*TRY IT*. Each line in the entries below that holds the string "Internal" must be copied.

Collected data
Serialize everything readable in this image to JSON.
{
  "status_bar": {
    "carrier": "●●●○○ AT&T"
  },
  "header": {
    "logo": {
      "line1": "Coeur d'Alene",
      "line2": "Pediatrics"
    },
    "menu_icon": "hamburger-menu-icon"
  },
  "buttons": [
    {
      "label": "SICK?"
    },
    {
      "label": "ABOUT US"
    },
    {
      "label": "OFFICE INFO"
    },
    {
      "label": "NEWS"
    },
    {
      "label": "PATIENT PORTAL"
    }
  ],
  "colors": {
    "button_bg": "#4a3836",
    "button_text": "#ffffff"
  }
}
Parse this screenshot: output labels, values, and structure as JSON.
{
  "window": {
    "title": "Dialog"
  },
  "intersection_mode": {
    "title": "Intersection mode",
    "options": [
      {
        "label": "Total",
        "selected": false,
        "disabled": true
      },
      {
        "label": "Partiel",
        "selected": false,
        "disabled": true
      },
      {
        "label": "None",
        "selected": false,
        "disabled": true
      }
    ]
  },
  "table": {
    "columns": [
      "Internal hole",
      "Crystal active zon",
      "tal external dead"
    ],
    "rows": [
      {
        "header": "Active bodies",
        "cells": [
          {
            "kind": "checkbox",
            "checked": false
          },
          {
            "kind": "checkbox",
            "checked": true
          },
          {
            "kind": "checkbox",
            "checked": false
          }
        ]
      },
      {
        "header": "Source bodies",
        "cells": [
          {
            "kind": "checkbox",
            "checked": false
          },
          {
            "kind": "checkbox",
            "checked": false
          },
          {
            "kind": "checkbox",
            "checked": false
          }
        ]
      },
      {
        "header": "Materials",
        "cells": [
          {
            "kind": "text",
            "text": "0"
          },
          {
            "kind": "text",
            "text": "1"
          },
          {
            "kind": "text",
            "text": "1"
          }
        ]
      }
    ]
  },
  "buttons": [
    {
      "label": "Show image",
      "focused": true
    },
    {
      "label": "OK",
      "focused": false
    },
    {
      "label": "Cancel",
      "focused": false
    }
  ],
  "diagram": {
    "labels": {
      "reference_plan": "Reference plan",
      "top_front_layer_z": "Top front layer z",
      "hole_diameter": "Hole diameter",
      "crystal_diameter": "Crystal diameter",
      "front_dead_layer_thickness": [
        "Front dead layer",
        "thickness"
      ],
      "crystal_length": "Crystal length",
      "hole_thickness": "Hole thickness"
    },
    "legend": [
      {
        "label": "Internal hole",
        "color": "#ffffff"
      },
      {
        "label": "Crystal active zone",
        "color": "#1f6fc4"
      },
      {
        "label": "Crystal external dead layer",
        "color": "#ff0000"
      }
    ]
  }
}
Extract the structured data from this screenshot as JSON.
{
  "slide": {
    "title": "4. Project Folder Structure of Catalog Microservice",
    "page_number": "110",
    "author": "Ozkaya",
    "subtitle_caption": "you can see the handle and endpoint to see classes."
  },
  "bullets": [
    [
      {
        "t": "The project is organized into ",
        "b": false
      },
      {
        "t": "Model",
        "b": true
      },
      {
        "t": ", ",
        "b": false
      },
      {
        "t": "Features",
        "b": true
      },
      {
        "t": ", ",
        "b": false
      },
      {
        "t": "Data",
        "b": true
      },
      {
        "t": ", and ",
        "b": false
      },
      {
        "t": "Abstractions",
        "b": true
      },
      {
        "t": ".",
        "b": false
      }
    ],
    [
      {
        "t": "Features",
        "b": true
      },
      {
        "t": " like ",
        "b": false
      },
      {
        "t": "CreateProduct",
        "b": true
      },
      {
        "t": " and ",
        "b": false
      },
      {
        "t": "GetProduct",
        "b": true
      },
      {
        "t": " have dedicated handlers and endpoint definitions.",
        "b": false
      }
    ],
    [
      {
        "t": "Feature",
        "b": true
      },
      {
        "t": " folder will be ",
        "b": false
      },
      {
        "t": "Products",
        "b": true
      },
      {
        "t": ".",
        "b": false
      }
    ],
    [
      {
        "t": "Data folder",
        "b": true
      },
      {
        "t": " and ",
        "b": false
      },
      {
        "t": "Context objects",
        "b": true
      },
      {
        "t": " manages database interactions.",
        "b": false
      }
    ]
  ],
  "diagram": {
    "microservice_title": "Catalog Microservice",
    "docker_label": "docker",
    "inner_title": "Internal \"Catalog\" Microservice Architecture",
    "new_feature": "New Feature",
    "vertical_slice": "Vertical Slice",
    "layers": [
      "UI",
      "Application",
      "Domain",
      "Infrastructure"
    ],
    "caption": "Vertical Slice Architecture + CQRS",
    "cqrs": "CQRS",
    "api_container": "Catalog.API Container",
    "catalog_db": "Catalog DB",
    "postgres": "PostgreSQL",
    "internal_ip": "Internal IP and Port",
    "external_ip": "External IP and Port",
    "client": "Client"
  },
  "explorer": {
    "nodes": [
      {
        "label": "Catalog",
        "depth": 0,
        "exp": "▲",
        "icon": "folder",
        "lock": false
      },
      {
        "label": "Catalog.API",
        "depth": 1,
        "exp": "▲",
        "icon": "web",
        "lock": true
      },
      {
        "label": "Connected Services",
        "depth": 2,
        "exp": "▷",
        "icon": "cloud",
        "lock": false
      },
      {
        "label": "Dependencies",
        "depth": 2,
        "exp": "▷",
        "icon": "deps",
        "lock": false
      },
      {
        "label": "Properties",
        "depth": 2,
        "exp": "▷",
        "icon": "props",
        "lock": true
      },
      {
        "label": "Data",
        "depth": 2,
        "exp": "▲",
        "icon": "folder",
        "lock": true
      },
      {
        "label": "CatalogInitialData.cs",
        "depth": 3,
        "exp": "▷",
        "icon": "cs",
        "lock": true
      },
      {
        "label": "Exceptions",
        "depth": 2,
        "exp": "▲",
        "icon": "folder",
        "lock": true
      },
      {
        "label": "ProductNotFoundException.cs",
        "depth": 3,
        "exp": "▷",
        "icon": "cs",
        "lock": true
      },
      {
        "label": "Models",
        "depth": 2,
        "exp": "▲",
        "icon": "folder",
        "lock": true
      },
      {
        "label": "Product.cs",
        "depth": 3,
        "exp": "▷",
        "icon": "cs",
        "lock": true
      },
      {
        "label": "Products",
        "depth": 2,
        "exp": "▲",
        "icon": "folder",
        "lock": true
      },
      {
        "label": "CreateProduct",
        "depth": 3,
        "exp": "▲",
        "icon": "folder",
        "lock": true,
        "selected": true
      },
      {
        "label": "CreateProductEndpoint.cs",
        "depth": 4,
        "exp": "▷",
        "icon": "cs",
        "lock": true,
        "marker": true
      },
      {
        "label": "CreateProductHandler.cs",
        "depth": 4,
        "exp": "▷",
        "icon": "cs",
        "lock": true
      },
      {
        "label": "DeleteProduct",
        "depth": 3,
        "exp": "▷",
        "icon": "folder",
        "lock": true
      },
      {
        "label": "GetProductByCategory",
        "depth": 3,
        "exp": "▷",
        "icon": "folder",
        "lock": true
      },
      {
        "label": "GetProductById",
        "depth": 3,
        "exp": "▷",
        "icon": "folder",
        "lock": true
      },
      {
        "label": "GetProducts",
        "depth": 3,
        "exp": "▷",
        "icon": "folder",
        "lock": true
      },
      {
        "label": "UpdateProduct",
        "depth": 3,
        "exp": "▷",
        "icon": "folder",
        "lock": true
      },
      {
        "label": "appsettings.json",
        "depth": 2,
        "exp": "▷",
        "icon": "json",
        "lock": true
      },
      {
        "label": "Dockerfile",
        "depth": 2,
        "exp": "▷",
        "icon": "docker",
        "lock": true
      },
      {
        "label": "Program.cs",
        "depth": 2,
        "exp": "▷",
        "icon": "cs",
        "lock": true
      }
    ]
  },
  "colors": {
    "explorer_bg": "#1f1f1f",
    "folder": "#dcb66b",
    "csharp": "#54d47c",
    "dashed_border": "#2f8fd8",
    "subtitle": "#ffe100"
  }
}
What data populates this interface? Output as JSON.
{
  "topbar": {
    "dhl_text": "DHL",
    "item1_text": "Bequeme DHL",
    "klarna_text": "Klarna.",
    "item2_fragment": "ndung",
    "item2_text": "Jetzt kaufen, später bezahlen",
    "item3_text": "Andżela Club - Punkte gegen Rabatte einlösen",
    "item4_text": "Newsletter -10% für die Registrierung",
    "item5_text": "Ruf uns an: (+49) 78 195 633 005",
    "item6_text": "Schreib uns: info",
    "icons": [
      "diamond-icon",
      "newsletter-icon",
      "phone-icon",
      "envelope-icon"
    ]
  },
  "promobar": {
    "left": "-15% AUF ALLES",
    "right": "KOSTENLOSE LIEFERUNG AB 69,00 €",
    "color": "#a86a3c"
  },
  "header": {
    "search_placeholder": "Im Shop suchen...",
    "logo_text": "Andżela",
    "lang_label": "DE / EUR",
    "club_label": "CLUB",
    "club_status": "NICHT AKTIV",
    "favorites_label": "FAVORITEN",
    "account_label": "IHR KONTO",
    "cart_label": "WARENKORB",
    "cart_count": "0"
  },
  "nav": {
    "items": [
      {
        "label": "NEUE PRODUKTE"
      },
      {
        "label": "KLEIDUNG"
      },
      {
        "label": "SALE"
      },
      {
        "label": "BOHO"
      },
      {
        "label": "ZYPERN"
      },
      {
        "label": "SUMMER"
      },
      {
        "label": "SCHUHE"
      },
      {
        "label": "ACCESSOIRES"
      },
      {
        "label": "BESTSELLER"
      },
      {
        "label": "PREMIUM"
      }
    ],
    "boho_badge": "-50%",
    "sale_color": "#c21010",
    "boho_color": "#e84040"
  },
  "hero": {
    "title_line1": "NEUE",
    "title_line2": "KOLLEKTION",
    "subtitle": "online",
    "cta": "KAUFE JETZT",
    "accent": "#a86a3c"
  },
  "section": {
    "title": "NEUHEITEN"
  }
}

*ANSWER*.
      "Internal hole",
        "label": "Internal hole",
    "inner_title": "Internal \"Catalog\" Microservice Architecture",
    "internal_ip": "Internal IP and Port",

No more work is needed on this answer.